Let’s explore the clinical significance of the sartorius muscle:

Sartorius muscle injuries

Injuries to the sartorius muscle, which is located in the upper thigh, can happen in both sports and everyday life. Most commonly, a sartorius muscle strain occurs due to repetitive motions or overstretching. This type of injury often causes a popping sensation and localized pain when the muscle is moved.

If left untreated, a sartorius muscle strain can worsen and it can take several months to recover from such an injury. Symptoms may include limited range of motion due to stiffness, swelling around the injured area, tenderness when touched or pressure applied, bruising on the skin’s surface, and difficulty in walking or standing. There may also be twinges of pain when movement occurs that involves flexing or stretching of the leg.

In order to diagnose a sartorius muscle strain reliably, medical imaging such as an MRI scan can be used. MRIs allow very detailed visualization of soft tissue injuries that are too small to detect with other imaging methods.

Treatment will vary depending on the severity of the injury but generally consists of therapy with rest periods in between active rehabilitation exercises such as stretches and strengthening exercises for building up muscles around the area for stability and support. In certain cases surgery may be required if there is a complete tear present in order for complete healing to occur.
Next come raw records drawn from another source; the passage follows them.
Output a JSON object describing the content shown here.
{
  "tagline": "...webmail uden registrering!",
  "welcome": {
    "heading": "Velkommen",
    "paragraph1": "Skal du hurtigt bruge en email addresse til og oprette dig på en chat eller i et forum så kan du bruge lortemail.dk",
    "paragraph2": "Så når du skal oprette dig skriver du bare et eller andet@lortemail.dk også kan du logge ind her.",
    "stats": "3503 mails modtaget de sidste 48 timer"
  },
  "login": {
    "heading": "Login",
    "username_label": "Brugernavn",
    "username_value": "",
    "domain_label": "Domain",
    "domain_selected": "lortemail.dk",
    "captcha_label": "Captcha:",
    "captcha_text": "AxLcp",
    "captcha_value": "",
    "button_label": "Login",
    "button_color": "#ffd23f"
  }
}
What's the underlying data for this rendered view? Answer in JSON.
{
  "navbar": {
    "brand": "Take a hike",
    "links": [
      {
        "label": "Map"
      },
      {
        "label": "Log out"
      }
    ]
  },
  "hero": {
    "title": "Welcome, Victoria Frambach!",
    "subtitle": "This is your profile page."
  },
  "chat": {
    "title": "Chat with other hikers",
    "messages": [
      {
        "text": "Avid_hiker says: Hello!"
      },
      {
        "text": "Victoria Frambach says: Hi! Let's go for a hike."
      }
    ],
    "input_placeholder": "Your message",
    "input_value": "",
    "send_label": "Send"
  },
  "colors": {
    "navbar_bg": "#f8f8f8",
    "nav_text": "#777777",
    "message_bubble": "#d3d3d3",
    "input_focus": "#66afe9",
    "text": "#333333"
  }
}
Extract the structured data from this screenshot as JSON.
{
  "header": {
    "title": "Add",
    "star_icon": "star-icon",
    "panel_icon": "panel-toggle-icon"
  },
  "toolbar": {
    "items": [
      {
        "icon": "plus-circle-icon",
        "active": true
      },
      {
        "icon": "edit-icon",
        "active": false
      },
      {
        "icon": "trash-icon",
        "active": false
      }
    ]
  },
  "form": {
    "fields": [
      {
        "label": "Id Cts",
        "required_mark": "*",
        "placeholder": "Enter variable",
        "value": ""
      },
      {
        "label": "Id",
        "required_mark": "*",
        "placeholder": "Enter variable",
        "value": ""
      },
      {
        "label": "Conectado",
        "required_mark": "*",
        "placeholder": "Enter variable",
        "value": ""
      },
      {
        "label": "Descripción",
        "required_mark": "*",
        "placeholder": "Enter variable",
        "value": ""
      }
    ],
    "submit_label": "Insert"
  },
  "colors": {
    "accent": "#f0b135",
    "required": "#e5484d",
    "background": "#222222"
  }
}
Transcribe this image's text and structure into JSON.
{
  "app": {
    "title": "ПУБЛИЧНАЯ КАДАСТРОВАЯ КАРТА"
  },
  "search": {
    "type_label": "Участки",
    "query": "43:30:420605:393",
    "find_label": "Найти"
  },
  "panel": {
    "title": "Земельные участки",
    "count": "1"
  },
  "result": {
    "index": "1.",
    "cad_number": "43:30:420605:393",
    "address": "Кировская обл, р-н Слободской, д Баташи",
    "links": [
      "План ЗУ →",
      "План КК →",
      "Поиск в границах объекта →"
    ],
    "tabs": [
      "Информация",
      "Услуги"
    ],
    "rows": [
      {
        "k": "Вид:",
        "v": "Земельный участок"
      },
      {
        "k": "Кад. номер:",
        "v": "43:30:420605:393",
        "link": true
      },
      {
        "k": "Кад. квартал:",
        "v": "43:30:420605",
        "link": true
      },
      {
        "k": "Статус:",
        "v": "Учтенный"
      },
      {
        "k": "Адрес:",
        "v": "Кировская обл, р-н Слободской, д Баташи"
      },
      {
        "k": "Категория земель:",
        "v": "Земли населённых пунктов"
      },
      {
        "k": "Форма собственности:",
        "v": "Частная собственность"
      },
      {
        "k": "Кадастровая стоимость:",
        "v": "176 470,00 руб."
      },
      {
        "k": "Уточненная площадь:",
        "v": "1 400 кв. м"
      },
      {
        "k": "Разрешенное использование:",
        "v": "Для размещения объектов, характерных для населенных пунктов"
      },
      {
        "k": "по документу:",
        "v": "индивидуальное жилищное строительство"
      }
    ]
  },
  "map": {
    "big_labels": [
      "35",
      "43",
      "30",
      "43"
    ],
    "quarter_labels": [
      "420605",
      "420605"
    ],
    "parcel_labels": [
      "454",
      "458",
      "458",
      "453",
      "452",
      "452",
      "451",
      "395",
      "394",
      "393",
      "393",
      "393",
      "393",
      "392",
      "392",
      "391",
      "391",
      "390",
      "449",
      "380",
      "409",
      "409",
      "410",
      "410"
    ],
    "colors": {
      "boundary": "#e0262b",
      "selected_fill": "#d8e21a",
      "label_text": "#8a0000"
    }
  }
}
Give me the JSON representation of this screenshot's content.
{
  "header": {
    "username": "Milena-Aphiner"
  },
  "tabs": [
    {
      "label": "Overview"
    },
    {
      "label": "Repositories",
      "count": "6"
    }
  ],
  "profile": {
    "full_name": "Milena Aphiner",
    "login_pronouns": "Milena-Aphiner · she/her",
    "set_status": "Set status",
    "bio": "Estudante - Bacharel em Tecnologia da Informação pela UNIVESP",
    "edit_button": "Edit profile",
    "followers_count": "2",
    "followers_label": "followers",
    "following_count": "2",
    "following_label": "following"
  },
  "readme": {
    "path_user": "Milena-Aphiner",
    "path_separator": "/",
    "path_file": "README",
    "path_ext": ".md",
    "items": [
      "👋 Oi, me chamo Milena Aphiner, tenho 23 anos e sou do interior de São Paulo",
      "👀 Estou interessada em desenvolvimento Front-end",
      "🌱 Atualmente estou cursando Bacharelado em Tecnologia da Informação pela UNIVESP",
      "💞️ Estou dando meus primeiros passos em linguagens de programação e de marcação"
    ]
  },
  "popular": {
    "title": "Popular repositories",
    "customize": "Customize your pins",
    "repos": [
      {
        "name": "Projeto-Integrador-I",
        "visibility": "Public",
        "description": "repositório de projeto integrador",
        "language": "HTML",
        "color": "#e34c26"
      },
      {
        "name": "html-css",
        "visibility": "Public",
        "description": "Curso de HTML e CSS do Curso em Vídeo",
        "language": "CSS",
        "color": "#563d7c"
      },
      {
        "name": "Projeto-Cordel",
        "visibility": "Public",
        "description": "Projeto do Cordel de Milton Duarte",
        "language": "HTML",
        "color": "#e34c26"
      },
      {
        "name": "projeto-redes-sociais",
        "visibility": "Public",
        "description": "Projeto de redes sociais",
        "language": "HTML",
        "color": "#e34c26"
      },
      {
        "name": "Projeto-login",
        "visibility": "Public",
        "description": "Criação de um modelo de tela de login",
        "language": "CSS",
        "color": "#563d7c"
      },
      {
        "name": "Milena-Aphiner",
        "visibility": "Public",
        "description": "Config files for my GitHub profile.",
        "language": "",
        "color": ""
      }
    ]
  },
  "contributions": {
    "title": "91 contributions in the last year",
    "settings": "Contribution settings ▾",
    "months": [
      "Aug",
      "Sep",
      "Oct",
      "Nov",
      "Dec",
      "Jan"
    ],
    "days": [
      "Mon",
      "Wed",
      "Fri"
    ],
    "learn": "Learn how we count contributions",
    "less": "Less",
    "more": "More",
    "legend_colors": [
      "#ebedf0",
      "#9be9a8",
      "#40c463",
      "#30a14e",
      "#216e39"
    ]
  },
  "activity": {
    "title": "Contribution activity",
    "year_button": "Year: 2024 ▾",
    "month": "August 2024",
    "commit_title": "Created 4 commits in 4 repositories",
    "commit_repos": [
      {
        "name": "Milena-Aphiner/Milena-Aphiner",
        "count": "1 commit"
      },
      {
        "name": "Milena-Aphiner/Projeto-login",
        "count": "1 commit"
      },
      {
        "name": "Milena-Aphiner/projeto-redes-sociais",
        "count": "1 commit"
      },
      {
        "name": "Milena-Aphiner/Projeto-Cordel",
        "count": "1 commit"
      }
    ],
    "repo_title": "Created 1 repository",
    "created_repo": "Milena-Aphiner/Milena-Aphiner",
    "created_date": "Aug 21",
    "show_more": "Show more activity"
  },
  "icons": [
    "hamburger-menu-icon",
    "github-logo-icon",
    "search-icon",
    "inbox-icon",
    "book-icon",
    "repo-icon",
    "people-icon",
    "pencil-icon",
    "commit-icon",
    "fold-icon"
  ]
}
Sartorius muscle pain

Sartorius muscle pain is a common complaint in those who perform physical activities that involve movement of the lower extremities such as running, cycling, and sports such as soccer or football. The sartorius muscle is located at the front of your thighs from hip to knee and it’s used for flexing and rotating your leg. When overused or strained due to activities, it can become very painful.

The primary symptom associated with sartorius muscle pain is a dull ache or soreness which usually occurs at the origin of the muscle at the top of your thigh. You may also feel shooting pains at other points along its length, as well as numbness and tingling sensation in certain areas. These symptoms can be felt at rest, but may worsen when you move your legs through different motions such as walking up stairs or during general exercise.

In more severe cases of sartorius muscle pain, you may experience swelling around the area and difficulty getting around without assistance due to severe weakness in your muscles. It is important to rest any area which causes you pain if it persists for more than a few days so that you don’t make matters worse.

Some stretches and strengthening exercises can help improve blood flow to the area which can reduce pain over time. Additionally, therapy or even surgery may be necessary in some cases if damage has been done to the tissue itself that requires repair or manipulation before further use is possible again without discomfort.


The sartorius muscle is a long thin muscle located in the front of the thigh. It originates from the anterior superior iliac spine and inserts into the medial surface of the tibia. It contributes to hip flexion, thigh abduction, external rotation of the thigh, and knee flexion.

This article will provide a comprehensive summary of the sartorius muscle, including its:

  • Origin
  • Insertion
  • Innervation
  • Actions

Summary of the sartorius muscle

The sartorius muscle is a long, thin muscle located in the thigh. It originates at the top of the pelvis and runs diagonally across the thigh to attach to the outer surface of the knee joint. Due to its length and diagonal pattern, the sartorius is sometimes referred to as “the tailor’s muscle”.

The primary action of the sartorius muscle is hip flexion combined with knee flexion and medial (inward) rotation. This allows for various activities such as sitting cross-legged, lowering down into a squatting position, and standing on one leg. It also plays a key role in providing stability to both joints when standing or walking for extended periods of time. Since it crosses multiple joints and contributes to postural stability, tightness in this muscle can lead to pain in both hip and knee joints as well as low back pain.